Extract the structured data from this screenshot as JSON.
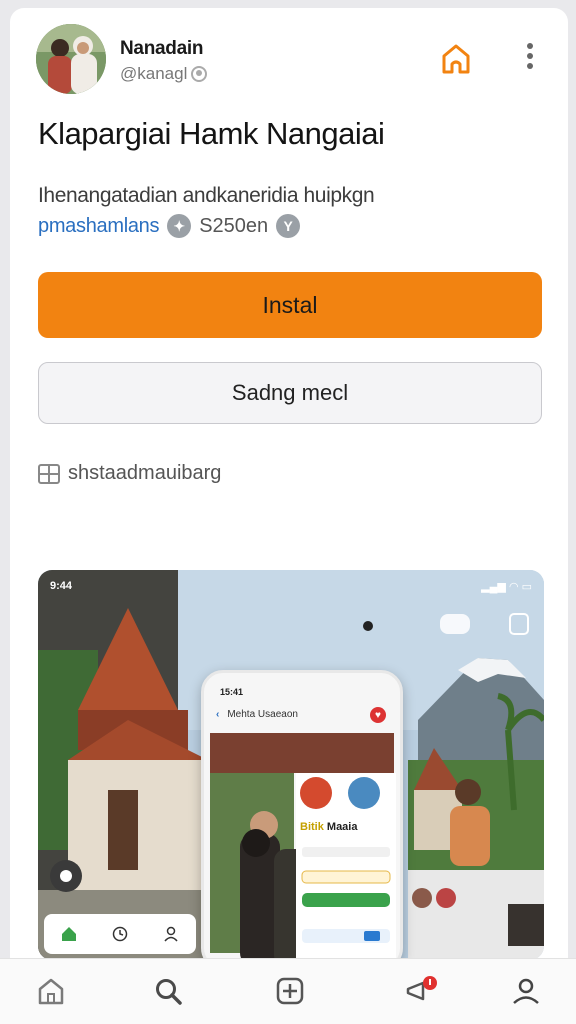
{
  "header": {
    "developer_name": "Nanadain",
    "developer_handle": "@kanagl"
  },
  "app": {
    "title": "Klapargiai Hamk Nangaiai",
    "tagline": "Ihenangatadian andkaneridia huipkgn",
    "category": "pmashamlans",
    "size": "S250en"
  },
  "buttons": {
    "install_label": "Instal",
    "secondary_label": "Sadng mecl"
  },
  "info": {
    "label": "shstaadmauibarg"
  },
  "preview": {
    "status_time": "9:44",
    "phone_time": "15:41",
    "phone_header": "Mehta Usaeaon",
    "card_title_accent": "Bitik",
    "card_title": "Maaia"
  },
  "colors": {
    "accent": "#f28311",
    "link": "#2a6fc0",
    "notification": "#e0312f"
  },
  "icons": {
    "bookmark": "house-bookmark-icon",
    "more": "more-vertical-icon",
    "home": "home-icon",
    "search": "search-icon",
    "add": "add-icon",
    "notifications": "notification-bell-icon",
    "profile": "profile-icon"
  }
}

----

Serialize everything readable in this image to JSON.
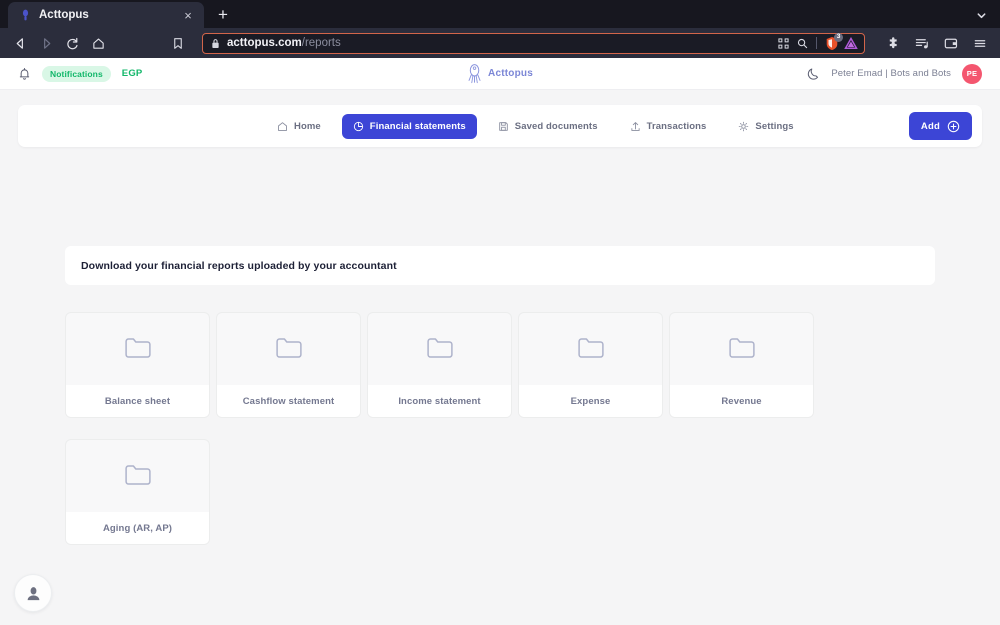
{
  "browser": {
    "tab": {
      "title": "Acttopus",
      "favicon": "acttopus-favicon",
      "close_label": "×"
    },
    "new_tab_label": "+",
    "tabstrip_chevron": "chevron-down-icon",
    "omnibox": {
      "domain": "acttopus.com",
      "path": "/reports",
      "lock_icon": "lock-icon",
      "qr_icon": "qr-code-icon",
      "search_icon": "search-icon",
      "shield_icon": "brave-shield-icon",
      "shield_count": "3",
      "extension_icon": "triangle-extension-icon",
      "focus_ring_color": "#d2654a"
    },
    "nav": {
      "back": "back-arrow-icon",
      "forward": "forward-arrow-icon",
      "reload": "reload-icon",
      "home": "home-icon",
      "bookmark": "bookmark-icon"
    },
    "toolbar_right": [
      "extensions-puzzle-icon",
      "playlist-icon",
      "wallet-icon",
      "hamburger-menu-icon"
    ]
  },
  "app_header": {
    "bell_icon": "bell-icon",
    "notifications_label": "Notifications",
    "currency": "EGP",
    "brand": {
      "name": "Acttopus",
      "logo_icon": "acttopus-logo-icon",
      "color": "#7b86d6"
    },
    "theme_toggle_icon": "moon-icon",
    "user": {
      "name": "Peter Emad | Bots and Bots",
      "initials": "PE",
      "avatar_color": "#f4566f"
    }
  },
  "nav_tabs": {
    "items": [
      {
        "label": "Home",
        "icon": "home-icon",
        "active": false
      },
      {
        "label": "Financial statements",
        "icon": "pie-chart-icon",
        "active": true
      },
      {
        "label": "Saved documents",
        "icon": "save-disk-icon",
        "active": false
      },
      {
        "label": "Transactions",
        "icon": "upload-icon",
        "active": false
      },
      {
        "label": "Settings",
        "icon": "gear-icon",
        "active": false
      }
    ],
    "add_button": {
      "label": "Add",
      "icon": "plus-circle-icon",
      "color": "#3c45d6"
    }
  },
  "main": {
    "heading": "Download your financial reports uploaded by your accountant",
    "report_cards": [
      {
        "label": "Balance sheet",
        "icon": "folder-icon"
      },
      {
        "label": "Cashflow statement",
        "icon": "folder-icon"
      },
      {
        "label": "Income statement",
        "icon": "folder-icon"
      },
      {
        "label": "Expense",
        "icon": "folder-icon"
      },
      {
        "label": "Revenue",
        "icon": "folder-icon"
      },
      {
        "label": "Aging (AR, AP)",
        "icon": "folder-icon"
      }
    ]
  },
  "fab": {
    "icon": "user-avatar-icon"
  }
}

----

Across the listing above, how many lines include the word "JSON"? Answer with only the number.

2